The Liberal Party headed by Premier Jean Charest won a second consecutive mandate in Monday's vote, while Mario Dumont's conservative Action Democratique beat the Parti Quebecois (PQ) in the battle for second place, leaving the separatist party in third place for the first time in its history.
Charest won a minority mandate, the only time that has happened in Quebec since 1878. He is the party's first leader to fail to win successive majority governments in 40 years.
"Today Quebecers delivered a judgment, a severe one, and the Liberal party and I will have to learn lessons from it," Charest said.
The election results showed a surprising drop is support for PQ leader Andre Boisclair, who is a strong advocate of separation from Canada. The relegation of the party to third place in Quebec's National Assembly suggests an end, for the foreseeable future, to calls for another referendum on separation.
"Our party will work with all the parties in the National Assembly to give Quebecers a stable government that will defend Quebec's interests," Charest said.
Just over 5.6 million people were eligible to vote for the 125 seats in the Assembly. The Liberals took 48, while the dark horse Action Democratique took 41, after winning only four in the 2003 election. The PQ won only 36 seats.

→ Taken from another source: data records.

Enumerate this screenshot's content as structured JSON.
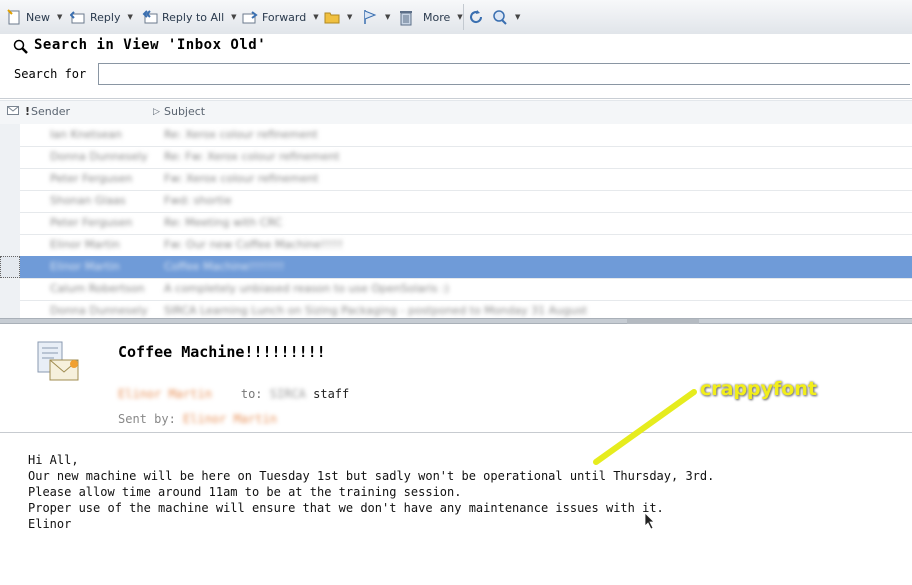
{
  "toolbar": {
    "new_label": "New",
    "reply_label": "Reply",
    "reply_all_label": "Reply to All",
    "forward_label": "Forward",
    "more_label": "More"
  },
  "search": {
    "title": "Search in View 'Inbox Old'",
    "label": "Search for",
    "value": ""
  },
  "list": {
    "columns": {
      "sender": "Sender",
      "subject": "Subject"
    },
    "rows": [
      {
        "sender": "Ian Knetsean",
        "subject": "Re: Xerox colour refinement"
      },
      {
        "sender": "Donna Dunnesely",
        "subject": "Re: Fw: Xerox colour refinement"
      },
      {
        "sender": "Peter Fergusen",
        "subject": "Fw: Xerox colour refinement"
      },
      {
        "sender": "Shonan Glaas",
        "subject": "Fwd: shortie"
      },
      {
        "sender": "Peter Fergusen",
        "subject": "Re: Meeting with CRC"
      },
      {
        "sender": "Elinor Martin",
        "subject": "Fw: Our new Coffee Machine!!!!!"
      },
      {
        "sender": "Elinor Martin",
        "subject": "Coffee Machine!!!!!!!!"
      },
      {
        "sender": "Calum Robertson",
        "subject": "A completely unbiased reason to use OpenSolaris :)"
      },
      {
        "sender": "Donna Dunnesely",
        "subject": "SIRCA Learning Lunch on Sizing Packaging - postponed to Monday 31 August"
      }
    ]
  },
  "message": {
    "subject": "Coffee Machine!!!!!!!!!",
    "from": "Elinor Martin",
    "to_label": "to:",
    "to_dept": "SIRCA",
    "to_group": "staff",
    "sent_by_label": "Sent by:",
    "sent_by": "Elinor Martin",
    "body": "Hi All,\nOur new machine will be here on Tuesday 1st but sadly won't be operational until Thursday, 3rd.\nPlease allow time around 11am to be at the training session.\nProper use of the machine will ensure that we don't have any maintenance issues with it.\nElinor"
  },
  "annotation": {
    "text": "crappyfont",
    "color": "#f2ee1a"
  },
  "colors": {
    "selection": "#6f9bd8",
    "toolbar_text": "#2a3a4d",
    "sender_orange": "#e8925a"
  }
}
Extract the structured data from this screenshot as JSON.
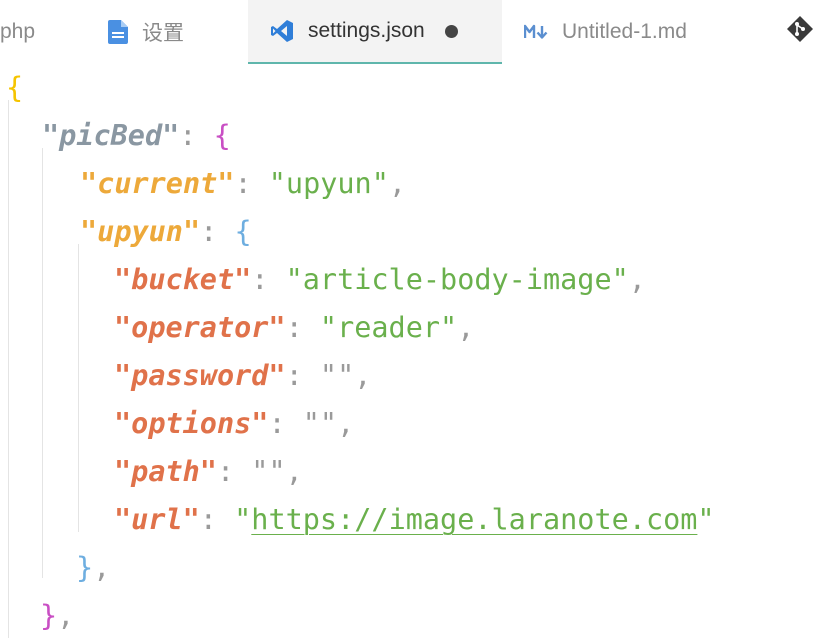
{
  "tabs": [
    {
      "label": "php",
      "active": false,
      "icon": "php-file-icon"
    },
    {
      "label": "设置",
      "active": false,
      "icon": "file-icon"
    },
    {
      "label": "settings.json",
      "active": true,
      "icon": "vscode-icon",
      "dirty": true
    },
    {
      "label": "Untitled-1.md",
      "active": false,
      "icon": "markdown-icon"
    }
  ],
  "editor": {
    "open_brace": "{",
    "picbed_key": "\"picBed\"",
    "current_key": "\"current\"",
    "current_value": "\"upyun\"",
    "upyun_key": "\"upyun\"",
    "bucket_key": "\"bucket\"",
    "bucket_value": "\"article-body-image\"",
    "operator_key": "\"operator\"",
    "operator_value": "\"reader\"",
    "password_key": "\"password\"",
    "password_value": "\"\"",
    "options_key": "\"options\"",
    "options_value": "\"\"",
    "path_key": "\"path\"",
    "path_value": "\"\"",
    "url_key": "\"url\"",
    "url_quote_open": "\"",
    "url_value": "https://image.laranote.com",
    "url_quote_close": "\"",
    "upyun_close": "}",
    "picbed_close": "}",
    "colon": ": ",
    "comma": ",",
    "brace_open": "{"
  },
  "colors": {
    "active_tab_underline": "#5fb6ac",
    "string": "#6ab04c",
    "key_level1": "#8a97a2",
    "key_level2": "#eda93a",
    "key_level3": "#e0724a",
    "bracket_yellow": "#f5c400",
    "bracket_purple": "#c94fc4",
    "bracket_blue": "#6eaee0"
  }
}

Boisclair acknowledged that democracy has spoken, but insisted the dream of separation was not dead, saying "Our movement is well-anchored in the Quebec population. We are millions of Quebecers who want to make our people a country."
The stunning rise of Mario Dumont's Action Democratique was the story of the night as the party was poised to become the official opposition. Dumont, who had hoped for 15 seats, was shocked by the results.
AP contributed to this report.